- Cold water thawing takes less time than refrigerator thawing but requires more When using this method, place frozen leftovers in a leak-proof package or plastic bag, changing water every 30 minutes. Cook foods thawed by the cold-water method before refreezing.
- Microwave thawing is the fastest method. Using the microwave method, continue to heat food until it reaches 165 °F.
Reheating leftovers without thawing
It is safe to reheat frozen leftovers without thawing; however, reheating will take longer if food is not thawed first.
Reheating leftovers safely
When reheating leftovers:
- Make sure they reach 165 °F.

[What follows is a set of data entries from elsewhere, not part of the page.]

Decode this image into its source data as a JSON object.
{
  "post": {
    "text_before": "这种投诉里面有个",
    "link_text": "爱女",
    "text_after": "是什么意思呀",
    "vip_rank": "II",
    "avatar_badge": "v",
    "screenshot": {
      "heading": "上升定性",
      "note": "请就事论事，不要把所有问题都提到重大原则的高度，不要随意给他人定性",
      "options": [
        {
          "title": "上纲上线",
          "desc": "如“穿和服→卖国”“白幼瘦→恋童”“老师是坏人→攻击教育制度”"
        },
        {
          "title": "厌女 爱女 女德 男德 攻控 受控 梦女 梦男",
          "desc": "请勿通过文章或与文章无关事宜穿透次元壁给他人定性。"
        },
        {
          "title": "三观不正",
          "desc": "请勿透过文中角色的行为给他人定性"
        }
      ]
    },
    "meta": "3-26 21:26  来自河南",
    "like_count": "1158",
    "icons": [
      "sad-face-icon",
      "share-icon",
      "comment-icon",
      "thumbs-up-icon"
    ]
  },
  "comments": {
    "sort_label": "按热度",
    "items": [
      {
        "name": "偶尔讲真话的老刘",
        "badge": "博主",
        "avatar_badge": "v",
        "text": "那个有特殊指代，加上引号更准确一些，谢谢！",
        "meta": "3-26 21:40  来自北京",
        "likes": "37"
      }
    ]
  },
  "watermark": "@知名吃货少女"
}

- Reheat soups, sauces and gravies to a rolling boil
- Cover the leftovers to keep in moisture, making sure the food gets heated all the way through
When reheating in the microwave:
- Cover and rotate food for even heating
- Use all microwave-safe items when reheating food
- Allow resting time before checking the internal temperature in several places with a food thermometer.
Refreezing previously frozen leftovers
- If you have leftovers of leftovers, you can safely refreeze the food remaining after reheating it to 165 °F.
- If you froze a large container of leftovers, but now you need only a portion of it, you may safely thaw the leftovers in the refrigerator, take out the portion you need and refreeze the remainder
U.S. Department of Agriculture Food Safety and Inspection Service. (2020, July 31). Leftovers and food safety. (Rev. ed.).